Lovell was laicized in 1992. The following year, he met a woman in New Mexico, a mother of three, he later married.
A sex offender registry shows Lovell, 73, now lives in Phoenix, Arizona. He couldn’t be reached.
The Rev. William Paiz, another Claretian priest, was accused more than a decade ago of molesting a boy in Texas years earlier and was believed to have been moved by his order to the Chicago area after the allegations surfaced, according to a lawsuit against church officials that was settled in 2012.
None of the other Claretians in this story who are still alive could be reached.
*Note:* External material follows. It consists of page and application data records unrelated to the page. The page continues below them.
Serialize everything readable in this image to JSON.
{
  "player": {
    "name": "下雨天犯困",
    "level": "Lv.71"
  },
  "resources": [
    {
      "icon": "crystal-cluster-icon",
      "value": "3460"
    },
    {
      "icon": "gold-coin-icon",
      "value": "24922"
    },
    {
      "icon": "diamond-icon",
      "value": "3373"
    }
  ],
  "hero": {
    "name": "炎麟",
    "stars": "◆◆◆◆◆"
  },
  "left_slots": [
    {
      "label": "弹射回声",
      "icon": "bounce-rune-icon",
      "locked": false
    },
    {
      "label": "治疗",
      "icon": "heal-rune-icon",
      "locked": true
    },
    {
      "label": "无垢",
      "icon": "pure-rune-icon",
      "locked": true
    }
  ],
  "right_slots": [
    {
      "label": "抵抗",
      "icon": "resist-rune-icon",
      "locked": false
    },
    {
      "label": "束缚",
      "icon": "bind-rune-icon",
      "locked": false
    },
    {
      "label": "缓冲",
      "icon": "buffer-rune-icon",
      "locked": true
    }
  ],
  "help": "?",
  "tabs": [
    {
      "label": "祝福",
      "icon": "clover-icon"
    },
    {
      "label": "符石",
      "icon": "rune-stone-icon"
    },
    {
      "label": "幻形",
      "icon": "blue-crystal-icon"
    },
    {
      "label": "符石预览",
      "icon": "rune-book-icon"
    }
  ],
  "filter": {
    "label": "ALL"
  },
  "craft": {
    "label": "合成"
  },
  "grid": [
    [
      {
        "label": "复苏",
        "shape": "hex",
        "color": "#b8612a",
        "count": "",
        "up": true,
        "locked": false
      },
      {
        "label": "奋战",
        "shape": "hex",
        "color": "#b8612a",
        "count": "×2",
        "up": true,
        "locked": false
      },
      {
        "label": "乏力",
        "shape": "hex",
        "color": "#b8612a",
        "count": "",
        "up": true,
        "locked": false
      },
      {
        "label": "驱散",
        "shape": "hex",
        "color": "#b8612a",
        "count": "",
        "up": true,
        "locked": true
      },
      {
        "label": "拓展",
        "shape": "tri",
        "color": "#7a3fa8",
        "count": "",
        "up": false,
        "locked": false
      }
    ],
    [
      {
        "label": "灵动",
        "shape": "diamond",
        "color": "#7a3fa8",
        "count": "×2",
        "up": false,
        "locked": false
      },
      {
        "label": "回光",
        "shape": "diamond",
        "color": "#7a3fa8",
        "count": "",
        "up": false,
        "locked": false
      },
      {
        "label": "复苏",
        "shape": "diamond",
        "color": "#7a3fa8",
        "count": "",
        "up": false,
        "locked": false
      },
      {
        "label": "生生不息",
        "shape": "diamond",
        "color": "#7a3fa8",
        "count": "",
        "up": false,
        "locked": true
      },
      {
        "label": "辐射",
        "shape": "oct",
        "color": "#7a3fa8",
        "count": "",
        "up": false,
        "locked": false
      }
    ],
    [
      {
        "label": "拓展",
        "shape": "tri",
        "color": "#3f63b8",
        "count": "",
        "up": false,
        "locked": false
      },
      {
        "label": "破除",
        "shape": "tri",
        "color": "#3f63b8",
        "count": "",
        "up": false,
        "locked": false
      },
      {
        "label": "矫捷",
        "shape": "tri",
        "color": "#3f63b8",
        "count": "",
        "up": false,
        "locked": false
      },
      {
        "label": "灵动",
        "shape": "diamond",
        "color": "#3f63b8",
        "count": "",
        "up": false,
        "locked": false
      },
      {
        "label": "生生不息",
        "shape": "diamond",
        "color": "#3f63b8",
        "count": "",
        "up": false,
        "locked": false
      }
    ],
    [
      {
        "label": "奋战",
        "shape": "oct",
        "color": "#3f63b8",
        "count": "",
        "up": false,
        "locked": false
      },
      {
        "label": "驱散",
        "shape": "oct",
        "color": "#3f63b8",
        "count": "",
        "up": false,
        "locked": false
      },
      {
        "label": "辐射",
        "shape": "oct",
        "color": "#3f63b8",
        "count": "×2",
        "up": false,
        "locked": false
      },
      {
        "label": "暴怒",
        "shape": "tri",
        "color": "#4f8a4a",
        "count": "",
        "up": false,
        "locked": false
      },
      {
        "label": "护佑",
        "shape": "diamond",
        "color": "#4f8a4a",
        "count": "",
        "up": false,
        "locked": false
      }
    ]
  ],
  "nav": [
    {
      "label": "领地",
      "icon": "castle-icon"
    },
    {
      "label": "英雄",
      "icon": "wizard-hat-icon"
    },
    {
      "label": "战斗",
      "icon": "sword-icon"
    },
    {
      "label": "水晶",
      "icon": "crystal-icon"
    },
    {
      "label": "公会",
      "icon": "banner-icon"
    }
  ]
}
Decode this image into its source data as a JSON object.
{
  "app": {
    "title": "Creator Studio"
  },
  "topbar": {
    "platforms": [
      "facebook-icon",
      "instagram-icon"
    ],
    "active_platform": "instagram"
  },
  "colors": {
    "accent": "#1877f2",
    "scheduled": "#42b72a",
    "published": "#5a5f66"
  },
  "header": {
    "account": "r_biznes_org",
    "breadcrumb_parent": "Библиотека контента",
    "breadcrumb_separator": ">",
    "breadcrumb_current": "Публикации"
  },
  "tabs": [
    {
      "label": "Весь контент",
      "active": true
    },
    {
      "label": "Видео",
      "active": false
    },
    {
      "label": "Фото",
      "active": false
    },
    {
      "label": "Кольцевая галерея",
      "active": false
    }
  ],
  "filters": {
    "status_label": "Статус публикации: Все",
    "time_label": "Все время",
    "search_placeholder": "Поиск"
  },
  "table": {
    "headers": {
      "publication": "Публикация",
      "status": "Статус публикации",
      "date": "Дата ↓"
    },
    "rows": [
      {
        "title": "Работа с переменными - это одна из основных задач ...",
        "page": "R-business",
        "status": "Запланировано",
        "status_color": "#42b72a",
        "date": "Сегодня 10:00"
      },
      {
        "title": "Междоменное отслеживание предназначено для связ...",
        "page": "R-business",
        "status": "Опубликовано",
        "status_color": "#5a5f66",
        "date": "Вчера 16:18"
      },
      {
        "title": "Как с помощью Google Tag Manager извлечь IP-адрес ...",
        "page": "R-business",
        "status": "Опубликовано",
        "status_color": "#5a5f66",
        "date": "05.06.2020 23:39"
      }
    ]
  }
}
None is known to still be involved in public ministry.
Despite the lawsuits and criminal cases and convictions and Chicago connections, just one of the Claretian clergy members accused in court of abuse — Pantoja — is included by the Archdiocese of Chicago on its list of clerics with “substantiated misconduct with minors.”
With only two exceptions, the archdiocese has declined to include anyone from religious orders on its list of abusers, though many dioceses do list abusive order priests who lived or committed offenses on their turf. Among these are the Joliet and Rockford dioceses, whose territories include DuPage, Will, Kane and McHenry counties.
Other church officials have told the Sun-Times that Cupich has been collecting information from them about sexually abusive order clerics who have lived or work in Cook and Lake counties. The cardinal has encouraged the orders to post their own lists.
Illinois Attorney General Kwame Raoul has been conducting a review that began under his predecessor Lisa Madigan of all six Illinois dioceses regarding diocesan priests — those who answer to Cupich or other bishops — accused of sexual abuse.
Raoul says he has expanded the scope of that review, asking the bishops for any information they have on abusive members of religious orders as well.
He says he’s gotten a commitment from Cupich’s office that it will start including abusive religious order members on the archdiocese’s list of credibly accused clerics.
“We think it’s important for founded cases that they be disclosed on their website,” Raoul says.
If order clergy are “going to be working, presiding or engaging in any way within the diocese, to us, they’re no different from any priest that’s offending,” he says.
Asked whether religious orders also should be posting lists of their members with substantiated child sex claims, Raoul says: “That’d be ideal. Just morally. And I think it’s useful disclosure.”